• Exercise prompt:
Report each line from the entries in which "JSON" can be found.

Dataset excerpts:
···

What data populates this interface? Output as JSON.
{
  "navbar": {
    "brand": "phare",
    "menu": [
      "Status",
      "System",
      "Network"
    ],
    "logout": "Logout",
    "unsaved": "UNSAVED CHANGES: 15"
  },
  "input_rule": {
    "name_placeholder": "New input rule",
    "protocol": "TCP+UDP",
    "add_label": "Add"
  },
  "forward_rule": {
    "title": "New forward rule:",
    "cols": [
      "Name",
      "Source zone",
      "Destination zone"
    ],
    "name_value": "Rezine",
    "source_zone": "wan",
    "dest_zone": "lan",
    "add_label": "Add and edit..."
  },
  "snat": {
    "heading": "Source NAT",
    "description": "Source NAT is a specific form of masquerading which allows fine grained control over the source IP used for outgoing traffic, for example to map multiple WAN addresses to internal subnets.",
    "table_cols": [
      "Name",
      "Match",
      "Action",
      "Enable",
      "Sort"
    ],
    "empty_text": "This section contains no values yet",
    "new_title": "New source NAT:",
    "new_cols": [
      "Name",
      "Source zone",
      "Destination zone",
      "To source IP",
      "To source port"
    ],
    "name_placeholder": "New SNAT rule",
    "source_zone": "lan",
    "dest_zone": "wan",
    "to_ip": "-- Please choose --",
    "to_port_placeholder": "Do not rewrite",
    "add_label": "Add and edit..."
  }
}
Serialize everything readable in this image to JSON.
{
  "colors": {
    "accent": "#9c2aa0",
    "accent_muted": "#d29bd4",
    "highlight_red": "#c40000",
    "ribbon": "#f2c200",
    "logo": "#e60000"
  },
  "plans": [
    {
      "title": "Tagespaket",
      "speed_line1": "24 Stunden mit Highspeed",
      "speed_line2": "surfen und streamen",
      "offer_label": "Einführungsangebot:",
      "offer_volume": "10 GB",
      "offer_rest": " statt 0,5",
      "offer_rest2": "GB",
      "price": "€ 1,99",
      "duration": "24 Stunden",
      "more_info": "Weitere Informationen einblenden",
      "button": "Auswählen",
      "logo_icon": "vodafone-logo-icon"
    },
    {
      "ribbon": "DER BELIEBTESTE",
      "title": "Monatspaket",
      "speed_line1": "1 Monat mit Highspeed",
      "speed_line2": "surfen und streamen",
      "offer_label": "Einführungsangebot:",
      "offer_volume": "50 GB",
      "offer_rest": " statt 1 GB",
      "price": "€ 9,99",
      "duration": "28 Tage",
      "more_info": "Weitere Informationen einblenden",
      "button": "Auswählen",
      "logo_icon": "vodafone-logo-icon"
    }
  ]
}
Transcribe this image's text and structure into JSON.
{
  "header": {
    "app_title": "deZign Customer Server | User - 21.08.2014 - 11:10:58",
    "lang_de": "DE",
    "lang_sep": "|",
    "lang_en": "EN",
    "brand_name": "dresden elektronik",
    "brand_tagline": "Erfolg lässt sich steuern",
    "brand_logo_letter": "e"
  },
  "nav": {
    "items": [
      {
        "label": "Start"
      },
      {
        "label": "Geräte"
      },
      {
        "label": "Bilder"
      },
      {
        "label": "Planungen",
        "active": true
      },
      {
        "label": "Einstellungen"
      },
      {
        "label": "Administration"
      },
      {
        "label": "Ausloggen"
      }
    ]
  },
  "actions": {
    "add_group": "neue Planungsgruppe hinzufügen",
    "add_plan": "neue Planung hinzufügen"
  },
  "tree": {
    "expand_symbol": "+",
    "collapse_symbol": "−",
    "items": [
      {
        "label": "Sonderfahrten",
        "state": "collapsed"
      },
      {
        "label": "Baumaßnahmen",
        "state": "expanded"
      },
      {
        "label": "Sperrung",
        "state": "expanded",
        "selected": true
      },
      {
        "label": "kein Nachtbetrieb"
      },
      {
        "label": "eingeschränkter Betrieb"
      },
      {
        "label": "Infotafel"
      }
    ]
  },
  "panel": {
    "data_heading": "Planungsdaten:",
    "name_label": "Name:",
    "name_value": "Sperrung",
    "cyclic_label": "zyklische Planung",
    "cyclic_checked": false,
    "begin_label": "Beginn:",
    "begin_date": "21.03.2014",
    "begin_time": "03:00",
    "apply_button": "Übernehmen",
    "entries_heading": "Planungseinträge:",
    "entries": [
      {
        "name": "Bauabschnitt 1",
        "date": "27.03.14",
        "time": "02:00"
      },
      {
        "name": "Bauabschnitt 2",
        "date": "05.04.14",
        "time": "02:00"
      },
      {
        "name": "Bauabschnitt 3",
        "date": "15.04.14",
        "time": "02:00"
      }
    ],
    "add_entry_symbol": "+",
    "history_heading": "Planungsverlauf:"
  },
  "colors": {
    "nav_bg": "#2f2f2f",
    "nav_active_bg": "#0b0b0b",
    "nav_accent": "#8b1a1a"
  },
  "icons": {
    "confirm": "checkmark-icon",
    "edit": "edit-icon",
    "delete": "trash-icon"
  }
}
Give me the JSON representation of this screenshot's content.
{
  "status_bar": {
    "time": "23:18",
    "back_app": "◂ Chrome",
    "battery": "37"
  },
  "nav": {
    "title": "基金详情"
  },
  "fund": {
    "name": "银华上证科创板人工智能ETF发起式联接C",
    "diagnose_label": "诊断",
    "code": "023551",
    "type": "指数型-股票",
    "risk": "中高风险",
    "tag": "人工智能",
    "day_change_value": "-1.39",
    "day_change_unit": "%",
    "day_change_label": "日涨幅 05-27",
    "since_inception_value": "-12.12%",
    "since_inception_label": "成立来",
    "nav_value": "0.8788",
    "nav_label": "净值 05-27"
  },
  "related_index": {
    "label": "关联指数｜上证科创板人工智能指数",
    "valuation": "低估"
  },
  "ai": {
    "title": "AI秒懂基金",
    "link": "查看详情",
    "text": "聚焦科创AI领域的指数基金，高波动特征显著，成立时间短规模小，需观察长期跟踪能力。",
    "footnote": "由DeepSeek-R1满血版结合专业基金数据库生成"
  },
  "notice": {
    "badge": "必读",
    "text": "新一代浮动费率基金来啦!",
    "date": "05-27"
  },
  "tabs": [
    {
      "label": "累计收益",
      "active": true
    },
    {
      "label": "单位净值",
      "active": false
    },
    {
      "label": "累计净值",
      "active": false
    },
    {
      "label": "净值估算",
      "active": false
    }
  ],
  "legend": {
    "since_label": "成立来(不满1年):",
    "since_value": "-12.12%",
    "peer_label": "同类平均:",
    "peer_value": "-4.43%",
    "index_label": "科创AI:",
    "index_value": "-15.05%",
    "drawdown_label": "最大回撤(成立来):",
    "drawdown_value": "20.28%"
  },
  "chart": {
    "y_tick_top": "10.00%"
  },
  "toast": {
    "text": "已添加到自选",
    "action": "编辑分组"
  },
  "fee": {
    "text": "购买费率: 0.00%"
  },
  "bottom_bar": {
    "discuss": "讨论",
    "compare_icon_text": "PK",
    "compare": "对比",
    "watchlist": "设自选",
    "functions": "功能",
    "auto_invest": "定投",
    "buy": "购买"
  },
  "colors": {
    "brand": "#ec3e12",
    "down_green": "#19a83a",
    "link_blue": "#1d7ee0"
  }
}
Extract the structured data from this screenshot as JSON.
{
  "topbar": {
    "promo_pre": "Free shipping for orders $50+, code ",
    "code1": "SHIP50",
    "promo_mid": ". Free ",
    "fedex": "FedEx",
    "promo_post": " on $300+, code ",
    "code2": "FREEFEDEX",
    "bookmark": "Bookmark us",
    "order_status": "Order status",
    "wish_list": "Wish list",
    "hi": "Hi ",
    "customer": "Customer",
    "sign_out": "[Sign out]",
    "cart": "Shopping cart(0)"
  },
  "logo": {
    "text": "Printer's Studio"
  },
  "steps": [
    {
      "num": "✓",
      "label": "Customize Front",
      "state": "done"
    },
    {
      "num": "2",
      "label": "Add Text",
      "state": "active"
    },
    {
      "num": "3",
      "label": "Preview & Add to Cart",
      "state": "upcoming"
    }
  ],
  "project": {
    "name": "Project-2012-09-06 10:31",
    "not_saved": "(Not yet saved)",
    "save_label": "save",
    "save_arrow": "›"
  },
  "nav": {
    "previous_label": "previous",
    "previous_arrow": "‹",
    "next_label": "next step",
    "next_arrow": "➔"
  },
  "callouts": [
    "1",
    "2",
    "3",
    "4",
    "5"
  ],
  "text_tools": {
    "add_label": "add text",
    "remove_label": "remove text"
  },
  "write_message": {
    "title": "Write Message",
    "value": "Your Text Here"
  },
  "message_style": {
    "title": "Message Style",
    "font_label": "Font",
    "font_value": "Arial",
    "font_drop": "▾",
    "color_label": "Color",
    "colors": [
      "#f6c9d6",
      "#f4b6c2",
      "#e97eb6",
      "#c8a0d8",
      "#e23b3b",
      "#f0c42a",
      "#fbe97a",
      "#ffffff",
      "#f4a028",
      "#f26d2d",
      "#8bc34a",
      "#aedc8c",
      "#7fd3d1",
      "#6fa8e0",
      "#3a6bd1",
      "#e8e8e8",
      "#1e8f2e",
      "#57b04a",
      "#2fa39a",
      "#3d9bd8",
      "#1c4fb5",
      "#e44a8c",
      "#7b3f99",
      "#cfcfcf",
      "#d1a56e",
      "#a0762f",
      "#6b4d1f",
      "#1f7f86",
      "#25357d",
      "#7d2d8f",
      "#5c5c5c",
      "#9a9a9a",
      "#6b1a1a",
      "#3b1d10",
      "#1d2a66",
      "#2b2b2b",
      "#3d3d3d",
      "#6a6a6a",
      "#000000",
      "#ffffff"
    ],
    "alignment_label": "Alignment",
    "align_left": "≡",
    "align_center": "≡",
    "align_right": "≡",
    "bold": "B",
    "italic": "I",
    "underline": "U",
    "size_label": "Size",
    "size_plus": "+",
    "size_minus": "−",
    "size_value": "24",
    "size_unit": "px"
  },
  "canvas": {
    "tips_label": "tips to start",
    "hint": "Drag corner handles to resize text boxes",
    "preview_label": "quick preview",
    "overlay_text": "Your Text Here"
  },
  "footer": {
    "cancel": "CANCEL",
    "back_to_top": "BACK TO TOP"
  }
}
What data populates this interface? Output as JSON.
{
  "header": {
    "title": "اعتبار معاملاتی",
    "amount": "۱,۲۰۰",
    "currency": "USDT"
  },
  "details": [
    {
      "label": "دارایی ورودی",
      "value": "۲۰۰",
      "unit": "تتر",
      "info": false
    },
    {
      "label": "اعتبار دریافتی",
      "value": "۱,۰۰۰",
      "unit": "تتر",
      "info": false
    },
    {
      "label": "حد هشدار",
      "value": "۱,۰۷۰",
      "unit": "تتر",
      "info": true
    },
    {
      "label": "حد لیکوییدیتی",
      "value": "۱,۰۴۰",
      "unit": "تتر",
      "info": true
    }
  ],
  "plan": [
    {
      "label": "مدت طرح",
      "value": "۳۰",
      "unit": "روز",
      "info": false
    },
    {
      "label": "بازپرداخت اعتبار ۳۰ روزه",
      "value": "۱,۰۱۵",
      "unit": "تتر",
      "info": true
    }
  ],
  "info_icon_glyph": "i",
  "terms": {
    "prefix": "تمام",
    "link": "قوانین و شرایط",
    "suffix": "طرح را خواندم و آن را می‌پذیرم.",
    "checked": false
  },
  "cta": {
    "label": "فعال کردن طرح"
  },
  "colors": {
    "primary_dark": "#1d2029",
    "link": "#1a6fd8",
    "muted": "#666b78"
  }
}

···

• Response to the exercise:
What data populates this interface? Output as JSON.
Serialize everything readable in this image to JSON.
Transcribe this image's text and structure into JSON.
Give me the JSON representation of this screenshot's content.
Extract the structured data from this screenshot as JSON.
What data populates this interface? Output as JSON.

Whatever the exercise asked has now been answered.